EXERCISE:
In the records that follow, find each line with "Groupes" and pull it out.

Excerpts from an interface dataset

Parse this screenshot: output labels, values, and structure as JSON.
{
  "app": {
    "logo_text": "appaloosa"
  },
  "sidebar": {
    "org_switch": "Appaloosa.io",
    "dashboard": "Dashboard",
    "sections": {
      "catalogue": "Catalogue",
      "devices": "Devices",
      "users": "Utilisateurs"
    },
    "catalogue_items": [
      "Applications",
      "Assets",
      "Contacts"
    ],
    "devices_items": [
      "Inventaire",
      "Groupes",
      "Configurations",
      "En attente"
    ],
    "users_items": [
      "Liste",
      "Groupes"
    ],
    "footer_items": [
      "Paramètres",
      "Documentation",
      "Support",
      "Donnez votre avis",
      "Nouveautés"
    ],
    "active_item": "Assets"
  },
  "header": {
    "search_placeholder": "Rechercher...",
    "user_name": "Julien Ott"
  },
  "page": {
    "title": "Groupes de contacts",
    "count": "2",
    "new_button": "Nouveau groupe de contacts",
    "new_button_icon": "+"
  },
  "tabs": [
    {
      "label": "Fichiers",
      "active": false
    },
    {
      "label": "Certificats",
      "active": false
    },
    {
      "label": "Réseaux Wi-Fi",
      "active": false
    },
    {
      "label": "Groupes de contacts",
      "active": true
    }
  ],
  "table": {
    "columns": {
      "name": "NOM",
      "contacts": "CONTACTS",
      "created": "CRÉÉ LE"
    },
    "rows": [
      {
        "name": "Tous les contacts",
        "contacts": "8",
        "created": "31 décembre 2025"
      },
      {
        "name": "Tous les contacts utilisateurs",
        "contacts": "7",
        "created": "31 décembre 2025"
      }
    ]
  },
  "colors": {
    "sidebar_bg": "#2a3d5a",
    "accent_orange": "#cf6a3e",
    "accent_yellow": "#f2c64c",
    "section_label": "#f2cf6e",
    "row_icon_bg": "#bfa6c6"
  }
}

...

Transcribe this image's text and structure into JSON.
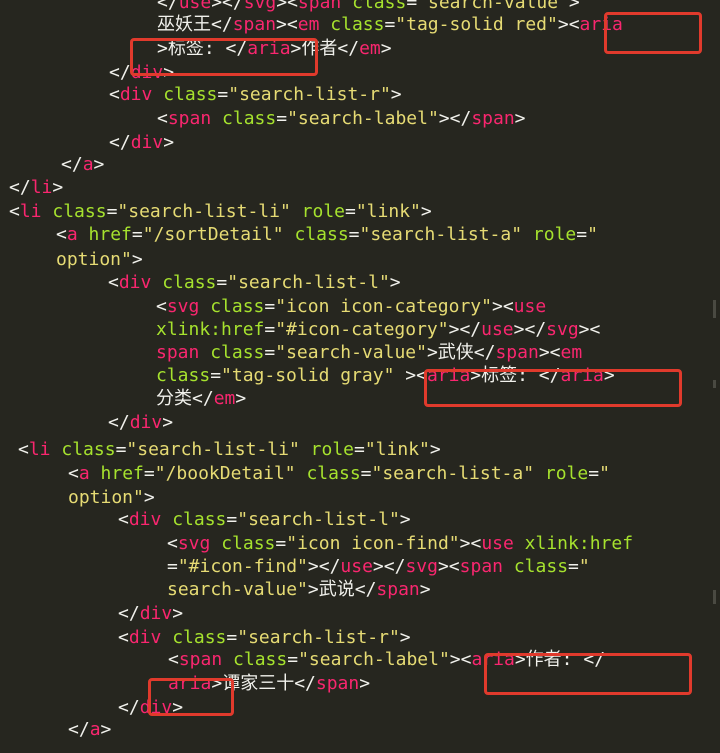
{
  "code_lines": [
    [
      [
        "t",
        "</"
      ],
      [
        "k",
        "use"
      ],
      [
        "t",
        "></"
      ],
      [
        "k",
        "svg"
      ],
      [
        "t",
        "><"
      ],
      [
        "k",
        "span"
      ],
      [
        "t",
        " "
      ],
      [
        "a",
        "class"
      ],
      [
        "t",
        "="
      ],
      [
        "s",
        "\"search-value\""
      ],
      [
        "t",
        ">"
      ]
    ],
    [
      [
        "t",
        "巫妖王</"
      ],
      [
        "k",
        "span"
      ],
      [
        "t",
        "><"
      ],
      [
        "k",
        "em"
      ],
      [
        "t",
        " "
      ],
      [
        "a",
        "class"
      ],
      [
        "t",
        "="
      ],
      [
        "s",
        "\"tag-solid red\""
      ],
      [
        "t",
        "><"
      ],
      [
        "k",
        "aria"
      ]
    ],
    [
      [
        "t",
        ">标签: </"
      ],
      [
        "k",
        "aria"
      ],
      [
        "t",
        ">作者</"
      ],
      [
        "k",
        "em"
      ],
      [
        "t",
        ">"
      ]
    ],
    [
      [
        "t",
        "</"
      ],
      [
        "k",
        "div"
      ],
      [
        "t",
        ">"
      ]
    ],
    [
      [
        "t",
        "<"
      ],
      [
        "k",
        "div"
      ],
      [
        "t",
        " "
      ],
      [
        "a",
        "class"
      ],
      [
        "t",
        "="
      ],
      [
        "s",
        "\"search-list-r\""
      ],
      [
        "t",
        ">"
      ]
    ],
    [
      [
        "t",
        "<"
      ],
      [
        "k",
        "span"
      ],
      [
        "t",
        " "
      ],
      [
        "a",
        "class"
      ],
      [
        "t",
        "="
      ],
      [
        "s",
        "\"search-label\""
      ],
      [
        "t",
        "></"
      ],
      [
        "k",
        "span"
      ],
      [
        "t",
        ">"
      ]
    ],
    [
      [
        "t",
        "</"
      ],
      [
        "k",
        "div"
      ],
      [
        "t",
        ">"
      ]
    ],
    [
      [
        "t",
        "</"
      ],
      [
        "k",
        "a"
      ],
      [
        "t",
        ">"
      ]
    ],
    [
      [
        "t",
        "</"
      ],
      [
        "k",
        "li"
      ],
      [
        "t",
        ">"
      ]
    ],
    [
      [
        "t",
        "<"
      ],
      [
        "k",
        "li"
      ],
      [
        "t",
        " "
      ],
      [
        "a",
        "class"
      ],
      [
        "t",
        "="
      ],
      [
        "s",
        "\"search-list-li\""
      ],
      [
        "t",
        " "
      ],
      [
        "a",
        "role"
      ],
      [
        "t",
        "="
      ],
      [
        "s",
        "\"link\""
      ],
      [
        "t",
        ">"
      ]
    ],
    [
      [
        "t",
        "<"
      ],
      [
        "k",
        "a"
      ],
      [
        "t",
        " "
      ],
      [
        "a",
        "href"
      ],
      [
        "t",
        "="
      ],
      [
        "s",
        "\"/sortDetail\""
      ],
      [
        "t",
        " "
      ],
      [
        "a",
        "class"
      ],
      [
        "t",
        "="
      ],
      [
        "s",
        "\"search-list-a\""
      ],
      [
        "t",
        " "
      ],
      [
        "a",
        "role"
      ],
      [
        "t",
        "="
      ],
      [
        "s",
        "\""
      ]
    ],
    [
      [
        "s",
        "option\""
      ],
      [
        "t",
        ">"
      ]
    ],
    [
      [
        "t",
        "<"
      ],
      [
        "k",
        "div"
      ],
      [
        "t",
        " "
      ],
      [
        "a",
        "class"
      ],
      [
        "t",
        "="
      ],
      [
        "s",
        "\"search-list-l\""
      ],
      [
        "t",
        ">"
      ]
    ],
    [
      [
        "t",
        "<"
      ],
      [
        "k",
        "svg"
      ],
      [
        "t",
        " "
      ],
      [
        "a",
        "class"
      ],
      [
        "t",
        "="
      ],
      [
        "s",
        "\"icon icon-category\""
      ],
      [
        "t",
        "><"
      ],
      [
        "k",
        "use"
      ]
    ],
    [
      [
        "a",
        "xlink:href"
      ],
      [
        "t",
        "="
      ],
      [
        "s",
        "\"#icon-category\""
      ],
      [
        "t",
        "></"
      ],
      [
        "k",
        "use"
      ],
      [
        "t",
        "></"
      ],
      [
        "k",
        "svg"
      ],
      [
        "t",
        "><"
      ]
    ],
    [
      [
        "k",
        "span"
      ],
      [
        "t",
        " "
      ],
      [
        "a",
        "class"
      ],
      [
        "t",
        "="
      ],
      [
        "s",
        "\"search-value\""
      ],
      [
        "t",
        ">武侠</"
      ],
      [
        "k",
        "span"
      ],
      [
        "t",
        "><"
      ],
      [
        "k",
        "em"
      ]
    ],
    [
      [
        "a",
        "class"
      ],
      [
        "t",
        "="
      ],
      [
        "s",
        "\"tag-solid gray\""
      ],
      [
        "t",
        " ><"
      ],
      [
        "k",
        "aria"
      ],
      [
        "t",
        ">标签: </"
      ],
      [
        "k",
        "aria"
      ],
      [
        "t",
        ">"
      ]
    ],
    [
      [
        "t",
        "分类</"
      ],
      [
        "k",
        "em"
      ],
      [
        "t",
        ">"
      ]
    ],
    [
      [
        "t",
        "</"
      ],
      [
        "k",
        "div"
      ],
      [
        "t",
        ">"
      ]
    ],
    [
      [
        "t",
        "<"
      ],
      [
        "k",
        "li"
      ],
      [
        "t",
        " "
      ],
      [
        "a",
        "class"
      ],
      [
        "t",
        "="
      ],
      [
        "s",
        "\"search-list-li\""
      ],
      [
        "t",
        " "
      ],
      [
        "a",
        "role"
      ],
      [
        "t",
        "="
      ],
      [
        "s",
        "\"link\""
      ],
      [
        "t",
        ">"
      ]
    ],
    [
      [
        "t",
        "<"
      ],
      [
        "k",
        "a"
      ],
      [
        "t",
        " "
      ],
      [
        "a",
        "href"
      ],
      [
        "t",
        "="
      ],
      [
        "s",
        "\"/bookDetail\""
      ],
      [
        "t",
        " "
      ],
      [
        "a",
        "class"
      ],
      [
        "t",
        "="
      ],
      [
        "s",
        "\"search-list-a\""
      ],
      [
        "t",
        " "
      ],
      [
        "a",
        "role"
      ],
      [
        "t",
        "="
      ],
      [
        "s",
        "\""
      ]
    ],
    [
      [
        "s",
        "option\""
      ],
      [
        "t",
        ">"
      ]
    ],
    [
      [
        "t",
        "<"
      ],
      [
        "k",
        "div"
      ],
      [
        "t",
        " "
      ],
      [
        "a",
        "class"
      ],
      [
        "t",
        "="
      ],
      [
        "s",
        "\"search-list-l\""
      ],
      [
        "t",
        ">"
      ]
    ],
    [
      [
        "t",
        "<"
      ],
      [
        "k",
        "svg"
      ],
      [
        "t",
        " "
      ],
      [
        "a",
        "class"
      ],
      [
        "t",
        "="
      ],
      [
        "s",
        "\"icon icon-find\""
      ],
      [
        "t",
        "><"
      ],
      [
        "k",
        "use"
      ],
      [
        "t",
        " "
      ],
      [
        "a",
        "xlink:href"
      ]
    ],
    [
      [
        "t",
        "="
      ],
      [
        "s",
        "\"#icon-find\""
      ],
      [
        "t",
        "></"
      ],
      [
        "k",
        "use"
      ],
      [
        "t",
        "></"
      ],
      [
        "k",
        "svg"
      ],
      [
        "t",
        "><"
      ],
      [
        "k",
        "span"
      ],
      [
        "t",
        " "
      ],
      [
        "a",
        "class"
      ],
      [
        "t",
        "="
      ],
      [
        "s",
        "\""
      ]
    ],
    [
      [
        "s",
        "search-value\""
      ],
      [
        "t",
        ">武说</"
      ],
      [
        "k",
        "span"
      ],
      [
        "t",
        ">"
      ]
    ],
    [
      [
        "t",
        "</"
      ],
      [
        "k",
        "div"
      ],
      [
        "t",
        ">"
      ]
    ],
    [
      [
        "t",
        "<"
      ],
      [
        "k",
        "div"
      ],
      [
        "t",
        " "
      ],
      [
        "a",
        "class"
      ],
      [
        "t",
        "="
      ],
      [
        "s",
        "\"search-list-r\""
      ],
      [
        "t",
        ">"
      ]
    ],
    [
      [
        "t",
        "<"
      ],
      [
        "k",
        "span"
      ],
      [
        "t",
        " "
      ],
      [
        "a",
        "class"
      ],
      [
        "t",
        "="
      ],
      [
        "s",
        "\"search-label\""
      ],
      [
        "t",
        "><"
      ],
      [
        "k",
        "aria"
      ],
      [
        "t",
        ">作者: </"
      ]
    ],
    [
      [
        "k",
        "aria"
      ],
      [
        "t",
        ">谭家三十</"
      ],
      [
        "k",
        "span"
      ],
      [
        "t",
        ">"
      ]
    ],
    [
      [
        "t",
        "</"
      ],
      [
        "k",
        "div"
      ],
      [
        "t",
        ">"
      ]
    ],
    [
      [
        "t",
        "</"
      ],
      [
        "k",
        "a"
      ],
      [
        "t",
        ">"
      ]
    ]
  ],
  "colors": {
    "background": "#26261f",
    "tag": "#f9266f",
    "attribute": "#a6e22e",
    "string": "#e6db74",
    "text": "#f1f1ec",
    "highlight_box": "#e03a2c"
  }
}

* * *

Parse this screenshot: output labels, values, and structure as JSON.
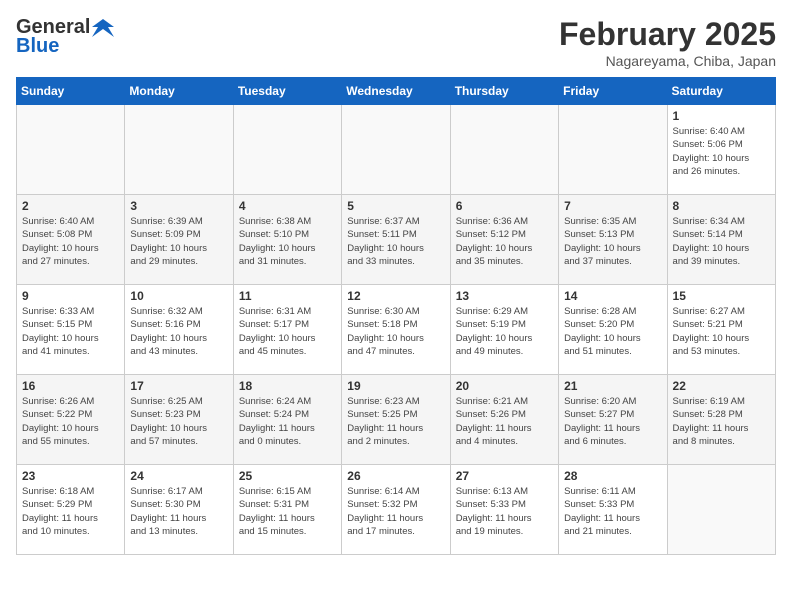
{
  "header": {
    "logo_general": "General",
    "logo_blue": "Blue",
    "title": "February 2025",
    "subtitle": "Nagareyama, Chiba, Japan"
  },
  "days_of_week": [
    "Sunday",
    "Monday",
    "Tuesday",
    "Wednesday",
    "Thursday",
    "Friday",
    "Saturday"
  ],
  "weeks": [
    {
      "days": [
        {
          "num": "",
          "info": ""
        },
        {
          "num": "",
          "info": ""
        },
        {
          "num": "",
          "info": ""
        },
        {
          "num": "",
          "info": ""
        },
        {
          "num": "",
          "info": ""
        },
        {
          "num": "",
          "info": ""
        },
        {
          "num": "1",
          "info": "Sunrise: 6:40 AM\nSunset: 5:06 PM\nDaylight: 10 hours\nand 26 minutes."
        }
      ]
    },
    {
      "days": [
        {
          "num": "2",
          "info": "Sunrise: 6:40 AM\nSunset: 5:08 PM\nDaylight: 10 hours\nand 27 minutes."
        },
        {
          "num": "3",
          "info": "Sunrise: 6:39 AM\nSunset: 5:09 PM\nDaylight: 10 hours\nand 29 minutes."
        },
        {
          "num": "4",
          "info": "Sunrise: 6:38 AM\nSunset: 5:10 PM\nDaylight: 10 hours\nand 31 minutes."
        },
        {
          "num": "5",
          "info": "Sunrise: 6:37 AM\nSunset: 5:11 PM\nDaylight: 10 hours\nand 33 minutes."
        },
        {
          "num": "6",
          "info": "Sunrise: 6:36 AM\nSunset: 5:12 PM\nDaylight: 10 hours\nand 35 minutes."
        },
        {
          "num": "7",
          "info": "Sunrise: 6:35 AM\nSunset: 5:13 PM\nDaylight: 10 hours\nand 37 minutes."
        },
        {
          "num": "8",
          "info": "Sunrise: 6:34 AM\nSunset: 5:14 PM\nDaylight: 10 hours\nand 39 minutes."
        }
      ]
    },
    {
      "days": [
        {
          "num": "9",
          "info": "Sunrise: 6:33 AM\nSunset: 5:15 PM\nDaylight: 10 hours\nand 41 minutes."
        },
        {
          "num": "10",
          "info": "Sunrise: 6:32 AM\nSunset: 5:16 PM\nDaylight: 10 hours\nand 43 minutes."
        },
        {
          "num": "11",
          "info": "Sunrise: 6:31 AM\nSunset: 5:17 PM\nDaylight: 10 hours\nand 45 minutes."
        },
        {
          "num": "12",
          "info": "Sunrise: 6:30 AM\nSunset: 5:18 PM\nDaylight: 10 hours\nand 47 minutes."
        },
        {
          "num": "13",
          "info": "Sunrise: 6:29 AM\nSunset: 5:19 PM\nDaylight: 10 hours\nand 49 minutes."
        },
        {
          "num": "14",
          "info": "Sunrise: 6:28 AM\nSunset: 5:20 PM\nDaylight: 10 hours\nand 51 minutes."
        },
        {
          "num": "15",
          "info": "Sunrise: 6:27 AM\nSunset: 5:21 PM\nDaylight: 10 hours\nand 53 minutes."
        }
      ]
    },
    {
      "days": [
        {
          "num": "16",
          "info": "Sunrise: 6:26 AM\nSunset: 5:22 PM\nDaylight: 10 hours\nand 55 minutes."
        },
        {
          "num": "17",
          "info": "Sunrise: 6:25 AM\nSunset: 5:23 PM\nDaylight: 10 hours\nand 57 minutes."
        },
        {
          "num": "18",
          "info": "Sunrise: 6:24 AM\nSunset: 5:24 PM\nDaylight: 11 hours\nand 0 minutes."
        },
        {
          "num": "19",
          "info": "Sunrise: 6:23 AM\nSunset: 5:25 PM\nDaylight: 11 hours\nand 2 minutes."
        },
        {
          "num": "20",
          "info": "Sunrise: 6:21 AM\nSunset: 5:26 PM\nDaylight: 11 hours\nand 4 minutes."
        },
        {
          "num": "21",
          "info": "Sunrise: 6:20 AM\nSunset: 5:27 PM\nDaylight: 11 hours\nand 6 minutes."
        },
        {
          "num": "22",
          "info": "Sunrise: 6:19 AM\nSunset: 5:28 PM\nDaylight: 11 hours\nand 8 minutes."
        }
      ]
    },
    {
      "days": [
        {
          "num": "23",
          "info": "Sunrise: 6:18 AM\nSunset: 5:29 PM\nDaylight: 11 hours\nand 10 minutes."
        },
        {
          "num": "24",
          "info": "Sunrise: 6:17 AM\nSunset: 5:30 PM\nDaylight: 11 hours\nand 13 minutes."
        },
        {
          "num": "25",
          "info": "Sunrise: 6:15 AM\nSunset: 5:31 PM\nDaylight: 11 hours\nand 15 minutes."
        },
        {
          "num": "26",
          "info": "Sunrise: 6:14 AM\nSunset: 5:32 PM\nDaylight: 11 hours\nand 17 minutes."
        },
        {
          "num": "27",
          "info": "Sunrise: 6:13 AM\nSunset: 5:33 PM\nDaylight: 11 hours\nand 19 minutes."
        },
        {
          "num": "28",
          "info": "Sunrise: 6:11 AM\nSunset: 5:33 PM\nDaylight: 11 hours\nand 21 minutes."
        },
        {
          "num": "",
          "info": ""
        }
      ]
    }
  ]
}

RESULT:
      "Groupes",
      "Groupes"
    "title": "Groupes de contacts",
      "label": "Groupes de contacts",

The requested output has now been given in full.